Published online by Cambridge University Press: 15 September 2020

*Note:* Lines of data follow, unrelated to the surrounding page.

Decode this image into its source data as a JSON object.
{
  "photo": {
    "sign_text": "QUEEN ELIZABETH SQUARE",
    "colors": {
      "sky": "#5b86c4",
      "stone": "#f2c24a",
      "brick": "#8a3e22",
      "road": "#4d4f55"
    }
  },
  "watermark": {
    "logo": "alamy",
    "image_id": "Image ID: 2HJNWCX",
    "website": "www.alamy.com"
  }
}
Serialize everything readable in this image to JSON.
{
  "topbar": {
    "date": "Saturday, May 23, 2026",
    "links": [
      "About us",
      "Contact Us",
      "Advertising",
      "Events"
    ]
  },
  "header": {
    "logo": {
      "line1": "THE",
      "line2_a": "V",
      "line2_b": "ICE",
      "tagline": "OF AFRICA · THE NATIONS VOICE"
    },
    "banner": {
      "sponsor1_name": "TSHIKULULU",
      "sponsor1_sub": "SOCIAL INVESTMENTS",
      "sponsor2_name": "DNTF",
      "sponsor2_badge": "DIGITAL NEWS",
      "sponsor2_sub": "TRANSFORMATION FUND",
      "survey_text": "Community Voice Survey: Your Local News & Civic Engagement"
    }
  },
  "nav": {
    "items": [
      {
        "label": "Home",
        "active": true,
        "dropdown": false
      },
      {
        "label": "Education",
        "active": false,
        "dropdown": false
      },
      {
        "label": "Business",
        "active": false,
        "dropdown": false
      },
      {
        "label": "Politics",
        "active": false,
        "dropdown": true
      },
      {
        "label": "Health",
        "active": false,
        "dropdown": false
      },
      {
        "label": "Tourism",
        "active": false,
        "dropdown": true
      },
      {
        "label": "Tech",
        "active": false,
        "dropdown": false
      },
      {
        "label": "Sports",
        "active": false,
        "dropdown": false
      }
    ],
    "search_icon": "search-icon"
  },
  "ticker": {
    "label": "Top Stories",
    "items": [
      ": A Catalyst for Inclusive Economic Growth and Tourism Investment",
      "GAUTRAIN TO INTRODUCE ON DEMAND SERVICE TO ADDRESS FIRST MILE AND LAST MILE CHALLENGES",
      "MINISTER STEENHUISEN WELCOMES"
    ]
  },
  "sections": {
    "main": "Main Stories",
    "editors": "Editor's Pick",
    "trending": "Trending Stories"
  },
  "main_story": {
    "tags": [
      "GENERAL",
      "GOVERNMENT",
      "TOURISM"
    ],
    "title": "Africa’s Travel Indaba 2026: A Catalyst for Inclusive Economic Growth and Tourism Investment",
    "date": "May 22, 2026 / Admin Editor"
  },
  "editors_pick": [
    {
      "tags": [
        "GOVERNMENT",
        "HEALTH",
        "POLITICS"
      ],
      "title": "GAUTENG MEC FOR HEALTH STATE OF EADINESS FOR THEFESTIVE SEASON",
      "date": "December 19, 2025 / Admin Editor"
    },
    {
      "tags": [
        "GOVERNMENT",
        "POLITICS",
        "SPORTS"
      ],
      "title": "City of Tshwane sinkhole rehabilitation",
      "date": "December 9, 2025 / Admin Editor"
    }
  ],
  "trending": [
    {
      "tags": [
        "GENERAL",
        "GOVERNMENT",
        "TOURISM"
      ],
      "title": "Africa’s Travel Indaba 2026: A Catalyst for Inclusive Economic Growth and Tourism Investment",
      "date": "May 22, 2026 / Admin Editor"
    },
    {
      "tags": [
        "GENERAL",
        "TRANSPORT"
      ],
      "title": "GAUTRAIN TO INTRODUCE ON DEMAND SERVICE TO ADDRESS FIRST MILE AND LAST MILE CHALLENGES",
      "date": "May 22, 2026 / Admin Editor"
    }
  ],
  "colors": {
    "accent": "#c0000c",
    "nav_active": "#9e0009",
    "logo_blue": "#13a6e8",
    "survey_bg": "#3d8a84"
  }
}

This chapter is meant for comparative purposes to test my hypotheses outside Egypt and Syria, my two major case studies. Tunisian autocrats Habib Bourguiba and Zein al-ʿAbidin Ben ʿAli strengthened the police and the ruling party as a counterweight to the armed forces – in other words, they centered their coup-proofing strategy on counterbalancing. In Libya, Muʿammar al-Qaddhafi crafted a complex coup-proofing system mixing divide-and-rule tactics with counterbalancing and ethnic stacking. I study the evolution of coup-proofing in both countries and show that divergent military behavior in 2011 – i.e., splintering of the armed forces in Libya vs cohesiveness in Tunisia; defection in Tunis vs loyalty in Tripoli – reflects the institutional legacies previously established by various coup-proofing tactics. Just as I did for Egypt and Syria, I put several other hypotheses previously posited to the test in this chapter.